Nothing but the lines holding the string "small" should appear in the answer. Copy them from the entries.

▶ _Supplied information_:
----

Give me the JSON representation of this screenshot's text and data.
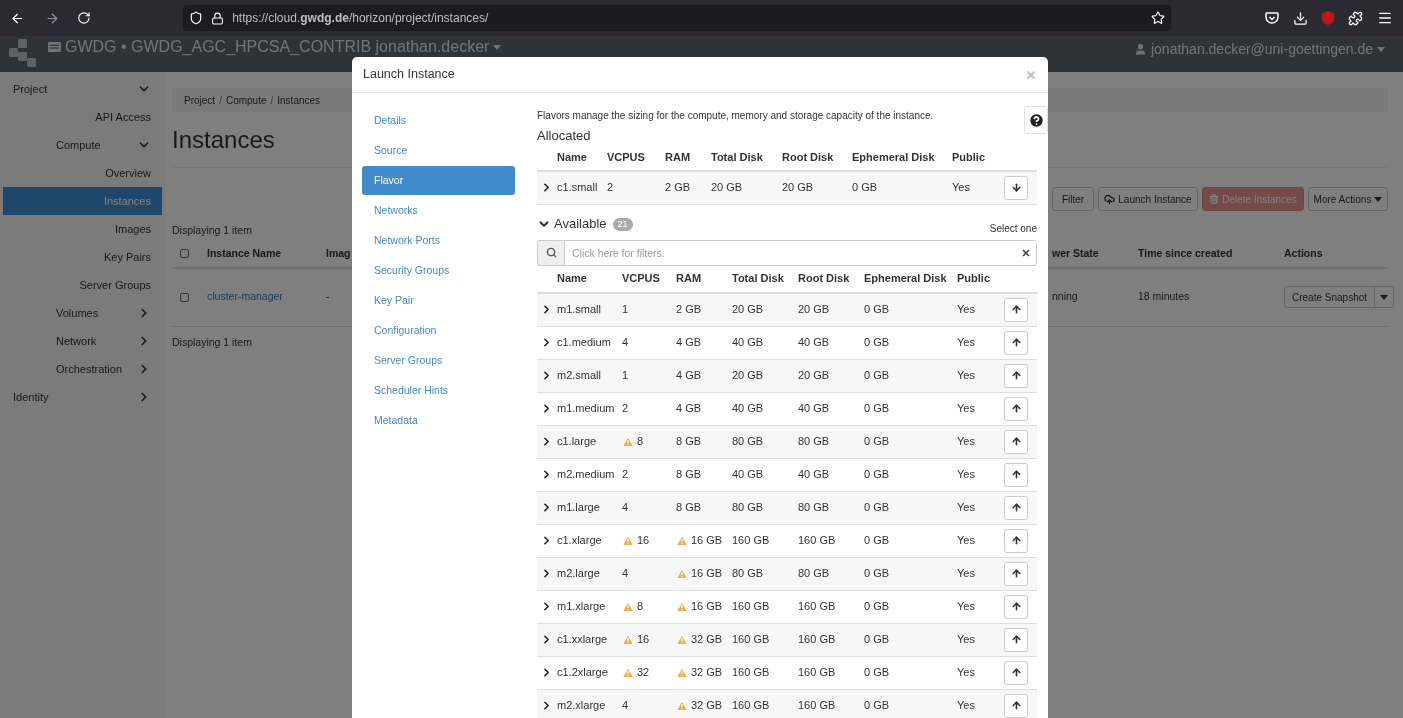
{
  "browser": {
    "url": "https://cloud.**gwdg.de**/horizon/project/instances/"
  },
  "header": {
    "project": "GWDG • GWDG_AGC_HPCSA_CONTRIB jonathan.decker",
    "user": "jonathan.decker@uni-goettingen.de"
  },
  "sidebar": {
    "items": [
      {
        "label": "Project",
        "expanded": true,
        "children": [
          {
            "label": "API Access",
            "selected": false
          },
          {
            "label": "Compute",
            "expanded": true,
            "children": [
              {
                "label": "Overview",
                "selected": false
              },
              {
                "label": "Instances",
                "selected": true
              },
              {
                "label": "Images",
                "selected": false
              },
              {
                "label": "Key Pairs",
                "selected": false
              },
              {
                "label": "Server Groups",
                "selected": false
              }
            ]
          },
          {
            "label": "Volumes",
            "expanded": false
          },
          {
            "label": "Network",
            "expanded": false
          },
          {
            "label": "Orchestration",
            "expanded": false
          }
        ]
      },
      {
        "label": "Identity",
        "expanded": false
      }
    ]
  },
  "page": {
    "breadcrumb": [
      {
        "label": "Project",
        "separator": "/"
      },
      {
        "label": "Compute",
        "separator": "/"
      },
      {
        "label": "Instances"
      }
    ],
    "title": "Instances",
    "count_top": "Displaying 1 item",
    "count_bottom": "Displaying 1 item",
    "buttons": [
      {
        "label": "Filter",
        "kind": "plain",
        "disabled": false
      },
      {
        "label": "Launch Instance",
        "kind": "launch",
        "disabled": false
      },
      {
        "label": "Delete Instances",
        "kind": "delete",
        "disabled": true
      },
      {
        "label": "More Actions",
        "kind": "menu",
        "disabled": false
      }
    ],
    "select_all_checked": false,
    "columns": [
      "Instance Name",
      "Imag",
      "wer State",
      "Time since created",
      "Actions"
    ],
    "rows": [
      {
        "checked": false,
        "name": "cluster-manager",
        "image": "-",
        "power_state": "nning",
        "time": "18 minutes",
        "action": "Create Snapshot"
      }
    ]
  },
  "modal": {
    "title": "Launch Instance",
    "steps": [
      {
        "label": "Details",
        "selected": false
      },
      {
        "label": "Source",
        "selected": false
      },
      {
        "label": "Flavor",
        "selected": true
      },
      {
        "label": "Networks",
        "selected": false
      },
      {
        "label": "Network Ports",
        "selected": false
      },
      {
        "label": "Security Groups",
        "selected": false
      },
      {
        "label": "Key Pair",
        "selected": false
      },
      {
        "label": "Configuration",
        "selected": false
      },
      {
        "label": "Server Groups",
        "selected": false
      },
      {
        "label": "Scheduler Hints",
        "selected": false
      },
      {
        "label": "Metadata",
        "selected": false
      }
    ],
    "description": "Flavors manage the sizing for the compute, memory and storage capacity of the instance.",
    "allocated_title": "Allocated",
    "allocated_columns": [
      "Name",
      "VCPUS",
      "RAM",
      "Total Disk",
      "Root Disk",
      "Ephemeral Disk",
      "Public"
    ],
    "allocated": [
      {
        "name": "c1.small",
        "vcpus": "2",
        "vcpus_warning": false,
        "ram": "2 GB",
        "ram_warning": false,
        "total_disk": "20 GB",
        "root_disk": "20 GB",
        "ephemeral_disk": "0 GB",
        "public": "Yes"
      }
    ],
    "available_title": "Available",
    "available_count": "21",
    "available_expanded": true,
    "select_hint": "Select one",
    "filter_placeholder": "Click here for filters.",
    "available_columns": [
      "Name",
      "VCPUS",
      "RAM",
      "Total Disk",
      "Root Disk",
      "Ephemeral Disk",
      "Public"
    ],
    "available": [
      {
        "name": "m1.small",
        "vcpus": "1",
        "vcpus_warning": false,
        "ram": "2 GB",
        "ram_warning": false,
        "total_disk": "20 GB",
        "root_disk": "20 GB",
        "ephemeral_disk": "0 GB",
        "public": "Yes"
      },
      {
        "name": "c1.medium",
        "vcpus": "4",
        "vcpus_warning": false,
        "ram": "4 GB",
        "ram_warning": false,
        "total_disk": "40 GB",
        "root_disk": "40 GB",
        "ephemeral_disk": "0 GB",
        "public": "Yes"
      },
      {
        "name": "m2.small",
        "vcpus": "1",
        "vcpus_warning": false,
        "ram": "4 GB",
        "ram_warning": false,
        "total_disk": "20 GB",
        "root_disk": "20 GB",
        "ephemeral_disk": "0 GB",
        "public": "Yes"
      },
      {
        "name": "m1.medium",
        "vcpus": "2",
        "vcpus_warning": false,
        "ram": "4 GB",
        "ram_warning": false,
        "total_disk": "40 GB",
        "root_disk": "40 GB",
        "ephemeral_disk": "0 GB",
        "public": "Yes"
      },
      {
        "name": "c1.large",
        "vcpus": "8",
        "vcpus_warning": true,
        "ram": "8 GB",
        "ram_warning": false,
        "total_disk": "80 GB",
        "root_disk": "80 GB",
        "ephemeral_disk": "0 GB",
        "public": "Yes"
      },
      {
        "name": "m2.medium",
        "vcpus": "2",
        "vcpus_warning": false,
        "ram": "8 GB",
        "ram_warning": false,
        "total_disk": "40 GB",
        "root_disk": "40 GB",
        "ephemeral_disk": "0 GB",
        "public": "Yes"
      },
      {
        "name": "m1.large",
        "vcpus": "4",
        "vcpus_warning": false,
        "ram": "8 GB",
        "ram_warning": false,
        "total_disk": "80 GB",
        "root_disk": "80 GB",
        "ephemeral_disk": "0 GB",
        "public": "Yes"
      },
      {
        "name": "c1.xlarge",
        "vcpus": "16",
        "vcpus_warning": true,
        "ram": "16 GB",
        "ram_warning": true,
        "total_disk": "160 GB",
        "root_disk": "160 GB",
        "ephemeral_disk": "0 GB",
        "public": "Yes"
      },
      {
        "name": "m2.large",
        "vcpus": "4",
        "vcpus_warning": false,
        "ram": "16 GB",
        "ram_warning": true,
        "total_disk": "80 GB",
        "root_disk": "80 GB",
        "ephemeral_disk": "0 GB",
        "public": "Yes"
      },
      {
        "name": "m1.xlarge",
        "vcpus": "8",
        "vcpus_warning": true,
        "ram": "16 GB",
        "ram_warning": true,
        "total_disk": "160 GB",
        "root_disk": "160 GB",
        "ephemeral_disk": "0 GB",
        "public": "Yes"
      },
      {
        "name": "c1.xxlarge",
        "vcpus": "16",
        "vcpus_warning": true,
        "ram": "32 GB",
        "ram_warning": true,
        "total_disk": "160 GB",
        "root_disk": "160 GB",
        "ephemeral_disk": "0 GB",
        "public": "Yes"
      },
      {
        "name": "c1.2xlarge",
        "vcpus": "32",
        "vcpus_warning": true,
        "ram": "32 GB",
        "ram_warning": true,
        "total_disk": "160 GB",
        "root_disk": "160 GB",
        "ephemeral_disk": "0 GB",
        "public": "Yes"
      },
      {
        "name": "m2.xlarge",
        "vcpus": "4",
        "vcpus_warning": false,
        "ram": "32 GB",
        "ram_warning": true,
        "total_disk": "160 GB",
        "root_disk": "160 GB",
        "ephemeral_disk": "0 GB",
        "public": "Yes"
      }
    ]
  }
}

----

▶ _Solution for this task_:
        "name": "c1.small",
        "name": "m1.small",
        "name": "m2.small",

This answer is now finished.